Task details: Every line below needs to be printed again exactly, without any of its pictures.

Material for the task:

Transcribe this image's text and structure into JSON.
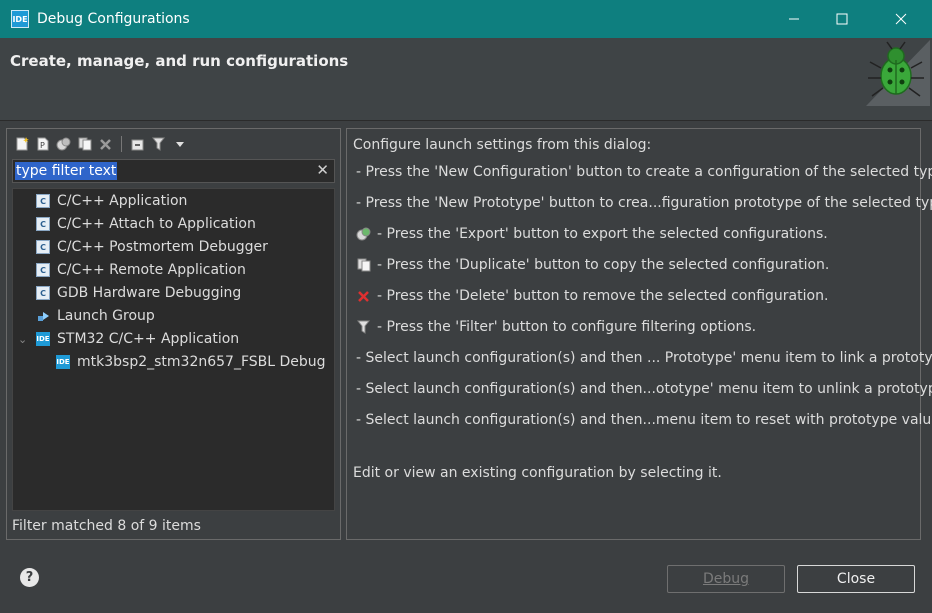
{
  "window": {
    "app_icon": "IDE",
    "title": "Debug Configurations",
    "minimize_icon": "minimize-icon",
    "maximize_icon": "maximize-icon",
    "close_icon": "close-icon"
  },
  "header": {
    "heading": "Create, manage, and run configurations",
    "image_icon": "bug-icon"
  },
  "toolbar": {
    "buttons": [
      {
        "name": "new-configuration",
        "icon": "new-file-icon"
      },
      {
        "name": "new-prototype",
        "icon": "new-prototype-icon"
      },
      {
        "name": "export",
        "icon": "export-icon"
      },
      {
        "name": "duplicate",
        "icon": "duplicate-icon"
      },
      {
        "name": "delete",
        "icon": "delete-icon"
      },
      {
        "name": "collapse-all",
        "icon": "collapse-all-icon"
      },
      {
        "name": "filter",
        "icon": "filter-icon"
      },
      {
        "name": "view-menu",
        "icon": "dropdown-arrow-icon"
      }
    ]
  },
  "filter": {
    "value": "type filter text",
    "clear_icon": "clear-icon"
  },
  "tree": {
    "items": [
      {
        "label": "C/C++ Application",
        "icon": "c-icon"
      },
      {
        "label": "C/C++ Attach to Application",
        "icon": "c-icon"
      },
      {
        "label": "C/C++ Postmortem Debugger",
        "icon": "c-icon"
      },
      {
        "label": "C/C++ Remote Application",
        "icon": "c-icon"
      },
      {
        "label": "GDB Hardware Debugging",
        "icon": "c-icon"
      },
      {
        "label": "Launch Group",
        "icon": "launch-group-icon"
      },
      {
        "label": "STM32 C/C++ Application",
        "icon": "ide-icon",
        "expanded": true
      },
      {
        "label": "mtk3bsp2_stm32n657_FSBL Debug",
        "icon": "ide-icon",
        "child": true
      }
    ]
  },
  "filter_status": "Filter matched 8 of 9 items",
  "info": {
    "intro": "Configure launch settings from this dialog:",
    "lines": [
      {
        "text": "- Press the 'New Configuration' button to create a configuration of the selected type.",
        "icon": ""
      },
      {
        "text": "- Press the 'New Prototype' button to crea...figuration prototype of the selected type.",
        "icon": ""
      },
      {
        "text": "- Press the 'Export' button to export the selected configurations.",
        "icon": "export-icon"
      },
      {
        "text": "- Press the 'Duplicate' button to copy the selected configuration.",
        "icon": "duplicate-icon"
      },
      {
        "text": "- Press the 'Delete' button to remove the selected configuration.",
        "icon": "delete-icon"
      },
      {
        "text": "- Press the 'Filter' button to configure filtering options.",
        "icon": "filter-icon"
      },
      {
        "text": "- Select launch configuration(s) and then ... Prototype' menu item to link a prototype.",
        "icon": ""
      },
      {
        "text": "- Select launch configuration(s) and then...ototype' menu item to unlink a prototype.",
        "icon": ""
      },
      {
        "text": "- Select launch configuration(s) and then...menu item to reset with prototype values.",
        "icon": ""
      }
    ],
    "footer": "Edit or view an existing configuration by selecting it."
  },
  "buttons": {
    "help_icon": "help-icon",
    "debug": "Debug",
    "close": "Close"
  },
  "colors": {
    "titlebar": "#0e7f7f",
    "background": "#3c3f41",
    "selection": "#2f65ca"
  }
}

Solution for this problem:
Transcribe this image's text and structure into JSON.
{
  "window": {
    "app_icon": "IDE",
    "title": "Debug Configurations",
    "minimize_icon": "minimize-icon",
    "maximize_icon": "maximize-icon",
    "close_icon": "close-icon"
  },
  "header": {
    "heading": "Create, manage, and run configurations",
    "image_icon": "bug-icon"
  },
  "toolbar": {
    "buttons": [
      {
        "name": "new-configuration",
        "icon": "new-file-icon"
      },
      {
        "name": "new-prototype",
        "icon": "new-prototype-icon"
      },
      {
        "name": "export",
        "icon": "export-icon"
      },
      {
        "name": "duplicate",
        "icon": "duplicate-icon"
      },
      {
        "name": "delete",
        "icon": "delete-icon"
      },
      {
        "name": "collapse-all",
        "icon": "collapse-all-icon"
      },
      {
        "name": "filter",
        "icon": "filter-icon"
      },
      {
        "name": "view-menu",
        "icon": "dropdown-arrow-icon"
      }
    ]
  },
  "filter": {
    "value": "type filter text",
    "clear_icon": "clear-icon"
  },
  "tree": {
    "items": [
      {
        "label": "C/C++ Application",
        "icon": "c-icon"
      },
      {
        "label": "C/C++ Attach to Application",
        "icon": "c-icon"
      },
      {
        "label": "C/C++ Postmortem Debugger",
        "icon": "c-icon"
      },
      {
        "label": "C/C++ Remote Application",
        "icon": "c-icon"
      },
      {
        "label": "GDB Hardware Debugging",
        "icon": "c-icon"
      },
      {
        "label": "Launch Group",
        "icon": "launch-group-icon"
      },
      {
        "label": "STM32 C/C++ Application",
        "icon": "ide-icon",
        "expanded": true
      },
      {
        "label": "mtk3bsp2_stm32n657_FSBL Debug",
        "icon": "ide-icon",
        "child": true
      }
    ]
  },
  "filter_status": "Filter matched 8 of 9 items",
  "info": {
    "intro": "Configure launch settings from this dialog:",
    "lines": [
      {
        "text": "- Press the 'New Configuration' button to create a configuration of the selected type.",
        "icon": ""
      },
      {
        "text": "- Press the 'New Prototype' button to crea...figuration prototype of the selected type.",
        "icon": ""
      },
      {
        "text": "- Press the 'Export' button to export the selected configurations.",
        "icon": "export-icon"
      },
      {
        "text": "- Press the 'Duplicate' button to copy the selected configuration.",
        "icon": "duplicate-icon"
      },
      {
        "text": "- Press the 'Delete' button to remove the selected configuration.",
        "icon": "delete-icon"
      },
      {
        "text": "- Press the 'Filter' button to configure filtering options.",
        "icon": "filter-icon"
      },
      {
        "text": "- Select launch configuration(s) and then ... Prototype' menu item to link a prototype.",
        "icon": ""
      },
      {
        "text": "- Select launch configuration(s) and then...ototype' menu item to unlink a prototype.",
        "icon": ""
      },
      {
        "text": "- Select launch configuration(s) and then...menu item to reset with prototype values.",
        "icon": ""
      }
    ],
    "footer": "Edit or view an existing configuration by selecting it."
  },
  "buttons": {
    "help_icon": "help-icon",
    "debug": "Debug",
    "close": "Close"
  },
  "colors": {
    "titlebar": "#0e7f7f",
    "background": "#3c3f41",
    "selection": "#2f65ca"
  }
}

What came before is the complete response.